- OGC Gateway Process
- Managing Successful Programs (MSP)
- There is a requirement to produce numerous products (documents) throughout the project lifecycle;
- Decisions are made by the PM. This can lead to ‘paralysis by analysis’;
- Does not include all of the knowledge areas and detail found in the PMBOK (Procurement and HR);
- Not as suitable to an iterative development approach;
PRINCE2 vs PMBOK - retaining the benefits of each and correcting for the deficiencies
Both approaches are global and have hundreds of thousands of certified members. It is generally accepted by most Project Management Professionals that PRINCE2 and PMBOK are complementary and that a competent Project Manager should have knowledge of both.
The approach that is being adopted by many Australian businesses is to establish an internal model that is principally based on one PMM with some additional process that incorporates the aspects of the other PMM’s available.
A large Australian organization was presented with the challenge of modelling a best fit Project Management approach to deal with the large variety of projects undertaken within the organization. The type of projects undertaken by this organization include anything from Process Improvement to IT system upgrades to major infrastructure projects. Described below is the analysis that went behind the design of the internal project management model.
The directive was that the organization required a comprehensive Project Management model to:
- Address the needs of the project, and also the organization;
- Ensure that the risk of failure is managed, the method must provide the correct level of control and reporting;
- Provide the correct level of management information so that the appropriate decisions can be made;
A bespoke project approach was designed after a survey of the business was conducted. Through the receipt of the surveys the team identified a number of both positive and negative project management characteristics visible at that time throughout the organization.
With the design of the new methodology the team analyzed both PRINCE2 and PMBOK for the strengths of each approach. They mapped the strengths of the different models to the issues identified by the business.
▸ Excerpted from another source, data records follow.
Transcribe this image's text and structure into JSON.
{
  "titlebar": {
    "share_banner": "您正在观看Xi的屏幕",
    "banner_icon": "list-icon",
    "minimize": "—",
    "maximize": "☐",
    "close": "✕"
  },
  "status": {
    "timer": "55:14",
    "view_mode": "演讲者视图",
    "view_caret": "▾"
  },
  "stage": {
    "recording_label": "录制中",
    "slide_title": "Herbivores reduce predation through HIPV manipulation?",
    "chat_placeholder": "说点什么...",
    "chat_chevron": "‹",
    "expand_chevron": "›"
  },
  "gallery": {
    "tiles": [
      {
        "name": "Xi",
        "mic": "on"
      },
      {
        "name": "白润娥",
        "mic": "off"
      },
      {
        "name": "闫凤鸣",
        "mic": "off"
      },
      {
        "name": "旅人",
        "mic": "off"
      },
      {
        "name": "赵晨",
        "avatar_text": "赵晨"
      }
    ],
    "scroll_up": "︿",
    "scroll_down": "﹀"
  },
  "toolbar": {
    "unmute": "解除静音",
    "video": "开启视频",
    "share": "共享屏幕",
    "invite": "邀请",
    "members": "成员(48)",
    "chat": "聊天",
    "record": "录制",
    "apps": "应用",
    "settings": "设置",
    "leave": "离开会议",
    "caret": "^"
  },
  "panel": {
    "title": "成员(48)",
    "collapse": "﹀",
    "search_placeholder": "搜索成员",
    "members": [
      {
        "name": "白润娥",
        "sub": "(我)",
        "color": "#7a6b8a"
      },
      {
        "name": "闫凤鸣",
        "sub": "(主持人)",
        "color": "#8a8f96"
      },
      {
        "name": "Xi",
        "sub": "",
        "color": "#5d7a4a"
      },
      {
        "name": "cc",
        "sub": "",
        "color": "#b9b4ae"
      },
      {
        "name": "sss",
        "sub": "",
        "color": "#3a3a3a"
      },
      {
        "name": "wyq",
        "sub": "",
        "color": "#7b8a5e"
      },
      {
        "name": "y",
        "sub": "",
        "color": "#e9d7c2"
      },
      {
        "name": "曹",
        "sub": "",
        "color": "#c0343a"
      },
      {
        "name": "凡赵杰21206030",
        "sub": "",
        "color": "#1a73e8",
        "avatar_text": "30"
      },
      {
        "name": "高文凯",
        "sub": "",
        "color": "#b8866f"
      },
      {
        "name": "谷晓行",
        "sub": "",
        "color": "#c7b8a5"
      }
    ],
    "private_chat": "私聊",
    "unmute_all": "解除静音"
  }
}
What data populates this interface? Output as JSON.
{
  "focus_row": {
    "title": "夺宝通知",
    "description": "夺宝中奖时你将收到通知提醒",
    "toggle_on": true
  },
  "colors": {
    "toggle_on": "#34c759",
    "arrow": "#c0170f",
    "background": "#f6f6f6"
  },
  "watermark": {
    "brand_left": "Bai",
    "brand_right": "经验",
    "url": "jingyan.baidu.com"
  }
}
They then incorporated all of these different strengths to a methodology that was designed to:
- Reduce the risk of project failure; Focus on the needs of the business;
- Ensure the correct involvement of the correct teams at the right time; Provide a consistent way to plan and manage projects;
- Provide reporting visibility via effective controls;
- Ensure appropriate accountability and authority over projects;
The result of this exercise was a series of project based activities that were tailored specifically to meet the needs and environment of this particular organization.
Based on the experience of the team and the following analysis, the initial decision was made to customize the PRINCE2 method of Project Management. As both the PMO and the organization have matured, the method has been further customized to incorporate elements of PMBOK in order to utilize the advantages provided by both models.
The in-house model identified that:
- Even for a small project, no steps should be skipped; however the formality with which they are performed may vary greatly from small, medium and large projects.
- The same applies to the manner in which Project Management products are documented – a single page may be sufficient for a certain document in small projects, but larger projects would likely require more detail.
- The method itself also has to encourage feedback and continuous improvement.
In addition to this the organization has also incorporated the OGC Gateway model into their in-house model. The main driver for this inclusion was in order to further impress the requirements for good process governance and control and to provide on-going feedback to sponsors and stakeholders on project ‘health’.
Ultimately it doesn’t matter what Project Management Model you use, just as long as you use one. There a numerous advantages and disadvantages of the two principal PMM’s, but with a firm understanding of what your organization requires from a PMM you can either, adopt and implement a regulated Project Management Model or if you have some time you can successfully cherry pick from both PRINCE2 and PMBOK to create a in-house model that works for your organization.